##### GIVEN RECORDS

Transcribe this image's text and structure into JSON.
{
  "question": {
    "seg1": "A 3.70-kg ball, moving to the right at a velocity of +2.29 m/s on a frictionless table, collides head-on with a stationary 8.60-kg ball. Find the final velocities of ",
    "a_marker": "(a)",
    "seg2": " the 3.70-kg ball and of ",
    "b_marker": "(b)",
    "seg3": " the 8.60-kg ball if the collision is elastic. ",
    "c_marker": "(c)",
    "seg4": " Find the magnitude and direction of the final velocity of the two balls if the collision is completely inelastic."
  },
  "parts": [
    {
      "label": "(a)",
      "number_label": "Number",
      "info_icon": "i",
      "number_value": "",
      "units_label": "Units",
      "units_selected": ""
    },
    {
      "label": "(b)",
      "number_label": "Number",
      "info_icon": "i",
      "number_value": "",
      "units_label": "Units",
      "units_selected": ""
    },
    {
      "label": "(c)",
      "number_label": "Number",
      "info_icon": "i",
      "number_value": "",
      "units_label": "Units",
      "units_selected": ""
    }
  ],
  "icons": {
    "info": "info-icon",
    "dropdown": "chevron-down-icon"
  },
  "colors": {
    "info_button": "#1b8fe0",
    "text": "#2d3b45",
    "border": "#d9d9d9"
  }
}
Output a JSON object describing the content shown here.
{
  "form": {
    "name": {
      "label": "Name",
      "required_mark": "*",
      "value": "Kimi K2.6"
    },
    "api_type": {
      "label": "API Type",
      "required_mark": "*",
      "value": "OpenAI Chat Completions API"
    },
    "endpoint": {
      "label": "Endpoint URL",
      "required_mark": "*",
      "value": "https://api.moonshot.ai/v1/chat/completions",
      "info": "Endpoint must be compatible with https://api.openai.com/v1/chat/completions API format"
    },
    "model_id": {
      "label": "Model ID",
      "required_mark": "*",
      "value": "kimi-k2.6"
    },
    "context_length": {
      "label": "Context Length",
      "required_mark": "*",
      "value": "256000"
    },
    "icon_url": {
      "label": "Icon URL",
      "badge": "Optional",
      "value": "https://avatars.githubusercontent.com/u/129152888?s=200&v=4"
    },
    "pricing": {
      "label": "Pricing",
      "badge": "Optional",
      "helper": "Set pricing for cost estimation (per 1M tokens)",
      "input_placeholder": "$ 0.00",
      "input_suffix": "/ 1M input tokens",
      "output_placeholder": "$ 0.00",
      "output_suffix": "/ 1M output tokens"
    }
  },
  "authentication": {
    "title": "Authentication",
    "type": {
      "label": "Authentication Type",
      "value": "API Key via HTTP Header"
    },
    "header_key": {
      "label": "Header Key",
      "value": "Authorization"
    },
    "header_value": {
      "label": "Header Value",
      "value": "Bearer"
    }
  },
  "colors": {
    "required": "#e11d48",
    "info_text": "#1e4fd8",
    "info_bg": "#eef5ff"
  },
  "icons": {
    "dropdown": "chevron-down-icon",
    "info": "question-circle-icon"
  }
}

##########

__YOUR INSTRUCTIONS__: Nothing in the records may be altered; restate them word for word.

__RESULT FOR THIS EXERCISE__:
Transcribe this image's text and structure into JSON.
{
  "question": {
    "seg1": "A 3.70-kg ball, moving to the right at a velocity of +2.29 m/s on a frictionless table, collides head-on with a stationary 8.60-kg ball. Find the final velocities of ",
    "a_marker": "(a)",
    "seg2": " the 3.70-kg ball and of ",
    "b_marker": "(b)",
    "seg3": " the 8.60-kg ball if the collision is elastic. ",
    "c_marker": "(c)",
    "seg4": " Find the magnitude and direction of the final velocity of the two balls if the collision is completely inelastic."
  },
  "parts": [
    {
      "label": "(a)",
      "number_label": "Number",
      "info_icon": "i",
      "number_value": "",
      "units_label": "Units",
      "units_selected": ""
    },
    {
      "label": "(b)",
      "number_label": "Number",
      "info_icon": "i",
      "number_value": "",
      "units_label": "Units",
      "units_selected": ""
    },
    {
      "label": "(c)",
      "number_label": "Number",
      "info_icon": "i",
      "number_value": "",
      "units_label": "Units",
      "units_selected": ""
    }
  ],
  "icons": {
    "info": "info-icon",
    "dropdown": "chevron-down-icon"
  },
  "colors": {
    "info_button": "#1b8fe0",
    "text": "#2d3b45",
    "border": "#d9d9d9"
  }
}
Output a JSON object describing the content shown here.
{
  "form": {
    "name": {
      "label": "Name",
      "required_mark": "*",
      "value": "Kimi K2.6"
    },
    "api_type": {
      "label": "API Type",
      "required_mark": "*",
      "value": "OpenAI Chat Completions API"
    },
    "endpoint": {
      "label": "Endpoint URL",
      "required_mark": "*",
      "value": "https://api.moonshot.ai/v1/chat/completions",
      "info": "Endpoint must be compatible with https://api.openai.com/v1/chat/completions API format"
    },
    "model_id": {
      "label": "Model ID",
      "required_mark": "*",
      "value": "kimi-k2.6"
    },
    "context_length": {
      "label": "Context Length",
      "required_mark": "*",
      "value": "256000"
    },
    "icon_url": {
      "label": "Icon URL",
      "badge": "Optional",
      "value": "https://avatars.githubusercontent.com/u/129152888?s=200&v=4"
    },
    "pricing": {
      "label": "Pricing",
      "badge": "Optional",
      "helper": "Set pricing for cost estimation (per 1M tokens)",
      "input_placeholder": "$ 0.00",
      "input_suffix": "/ 1M input tokens",
      "output_placeholder": "$ 0.00",
      "output_suffix": "/ 1M output tokens"
    }
  },
  "authentication": {
    "title": "Authentication",
    "type": {
      "label": "Authentication Type",
      "value": "API Key via HTTP Header"
    },
    "header_key": {
      "label": "Header Key",
      "value": "Authorization"
    },
    "header_value": {
      "label": "Header Value",
      "value": "Bearer"
    }
  },
  "colors": {
    "required": "#e11d48",
    "info_text": "#1e4fd8",
    "info_bg": "#eef5ff"
  },
  "icons": {
    "dropdown": "chevron-down-icon",
    "info": "question-circle-icon"
  }
}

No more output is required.